The Italian Dolomites from jasonmacqueen on Vimeo.

We had been climbing all day. From valley floor to ridge-line. Up switchbacks finally stepping onto the sheltered alpine meadow the other side of the ridge. The cows momentarily looked up from their grazing… It was surely one of the  most picturesque paddocks anyone could imagine.   The gentle sound of cow bells will forever be linked to memories of mountains in Italy.

The Via Ferrata systems through the Italian Dollarmites are well known by European tourists.  A system of cables, ladders and anchors used during the first world war to move large groups of inexperienced troops.  Essentially mountaineering for idiots.  

We had arrived late at night in Italy with a small rental car and an unformed plan to head to the mountainy areas.  Driving out of the lowlands of Italy we were soon in a fairy-tale of small mountain towns, churches cobblestones and mills.   Italy is well setup for mountain travellers.  In addition to the via ferrata and cows, the mountains are littered with refugios, a series of large dorm style buildings offering budget accommodations.  Our Refugio even gave us a 50% discount for our Austrlaian ANU Mountaineering club cards. 

Using the Refugio as a base we were able to finally get into some of the more serous via ferratas surrounding the Three Chimneys.     Being peak tourist in Europe the mountains were crowded.

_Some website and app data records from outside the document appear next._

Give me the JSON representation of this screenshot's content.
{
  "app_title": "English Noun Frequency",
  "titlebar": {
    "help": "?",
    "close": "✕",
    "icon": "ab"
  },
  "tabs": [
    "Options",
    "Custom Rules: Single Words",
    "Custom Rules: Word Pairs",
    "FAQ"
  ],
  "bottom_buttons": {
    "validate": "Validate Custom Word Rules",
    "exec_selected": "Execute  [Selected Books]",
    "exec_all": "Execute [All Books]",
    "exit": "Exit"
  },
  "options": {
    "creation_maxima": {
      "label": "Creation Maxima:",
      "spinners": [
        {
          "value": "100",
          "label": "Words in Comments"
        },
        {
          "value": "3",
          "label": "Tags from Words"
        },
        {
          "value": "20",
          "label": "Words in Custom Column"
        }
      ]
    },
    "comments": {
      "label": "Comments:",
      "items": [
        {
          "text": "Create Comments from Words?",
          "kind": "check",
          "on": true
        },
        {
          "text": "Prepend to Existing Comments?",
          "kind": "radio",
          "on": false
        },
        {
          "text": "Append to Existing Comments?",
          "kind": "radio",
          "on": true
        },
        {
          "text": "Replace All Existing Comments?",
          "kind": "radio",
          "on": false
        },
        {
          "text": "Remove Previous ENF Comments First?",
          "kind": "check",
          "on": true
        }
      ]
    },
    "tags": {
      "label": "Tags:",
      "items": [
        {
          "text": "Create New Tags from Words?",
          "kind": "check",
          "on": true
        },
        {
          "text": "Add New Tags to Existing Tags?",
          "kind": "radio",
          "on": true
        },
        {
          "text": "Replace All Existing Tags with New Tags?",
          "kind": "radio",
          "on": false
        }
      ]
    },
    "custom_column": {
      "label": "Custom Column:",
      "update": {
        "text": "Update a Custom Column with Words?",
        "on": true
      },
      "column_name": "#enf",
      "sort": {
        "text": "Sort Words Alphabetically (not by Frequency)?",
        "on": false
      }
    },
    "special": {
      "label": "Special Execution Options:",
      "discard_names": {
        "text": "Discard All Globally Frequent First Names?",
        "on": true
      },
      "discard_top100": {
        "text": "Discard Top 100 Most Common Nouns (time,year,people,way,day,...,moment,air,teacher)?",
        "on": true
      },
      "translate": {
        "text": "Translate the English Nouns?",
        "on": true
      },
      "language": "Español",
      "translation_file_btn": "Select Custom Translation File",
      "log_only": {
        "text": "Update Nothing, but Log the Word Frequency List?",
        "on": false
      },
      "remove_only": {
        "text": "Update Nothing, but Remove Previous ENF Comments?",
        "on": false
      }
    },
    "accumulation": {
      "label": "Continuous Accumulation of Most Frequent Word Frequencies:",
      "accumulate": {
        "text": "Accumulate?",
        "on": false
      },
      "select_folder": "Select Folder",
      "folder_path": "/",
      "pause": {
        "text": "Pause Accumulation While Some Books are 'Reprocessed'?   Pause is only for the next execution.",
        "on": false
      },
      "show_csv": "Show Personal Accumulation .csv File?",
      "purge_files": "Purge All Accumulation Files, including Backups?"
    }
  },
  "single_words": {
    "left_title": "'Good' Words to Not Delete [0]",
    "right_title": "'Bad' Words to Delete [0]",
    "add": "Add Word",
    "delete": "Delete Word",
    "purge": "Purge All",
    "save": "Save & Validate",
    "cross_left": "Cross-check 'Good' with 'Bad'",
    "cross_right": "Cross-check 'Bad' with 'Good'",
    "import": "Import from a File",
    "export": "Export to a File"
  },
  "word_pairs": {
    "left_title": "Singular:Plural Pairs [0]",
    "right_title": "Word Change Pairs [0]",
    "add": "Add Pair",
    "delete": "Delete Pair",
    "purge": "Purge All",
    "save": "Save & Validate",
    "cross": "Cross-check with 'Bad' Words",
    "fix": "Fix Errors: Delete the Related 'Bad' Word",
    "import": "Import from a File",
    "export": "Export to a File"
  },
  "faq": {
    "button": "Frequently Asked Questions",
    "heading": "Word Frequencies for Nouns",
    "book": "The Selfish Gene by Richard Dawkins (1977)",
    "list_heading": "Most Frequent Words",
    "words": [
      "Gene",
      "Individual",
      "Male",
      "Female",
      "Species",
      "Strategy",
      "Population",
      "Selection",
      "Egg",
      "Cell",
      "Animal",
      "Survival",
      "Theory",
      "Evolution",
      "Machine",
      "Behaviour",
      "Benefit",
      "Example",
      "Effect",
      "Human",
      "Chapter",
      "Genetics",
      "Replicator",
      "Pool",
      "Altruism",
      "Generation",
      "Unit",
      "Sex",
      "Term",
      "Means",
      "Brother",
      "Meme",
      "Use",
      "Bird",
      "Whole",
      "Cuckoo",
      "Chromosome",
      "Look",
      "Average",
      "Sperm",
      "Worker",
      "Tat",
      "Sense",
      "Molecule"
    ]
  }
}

Trails looking instead distant like distant ant paths.  Marching dots occasionally dissapearing into the mountains emerging hundreds of meters away via interconnect systems of caves. These extensive tunnels more relics of the first world war.  Together with foundations from barracks, barbed wire and artillery placements.  The tunnels and sniper positions must have been horrendous in winter.  While conditions for first world war soldiers were never the best.  It must have been a particularly punishing theater for soldiers. 

After three days of trekking in the area we had barley started scratching the surface.  Like Canada and unlike Australia, the European mountain range was immense.  We had completed a three day circuit finishing satisfyingly back at the car.  The bittersweet feeling of finishing the exploration of a new area with the knowledge that we really didnt see much at all.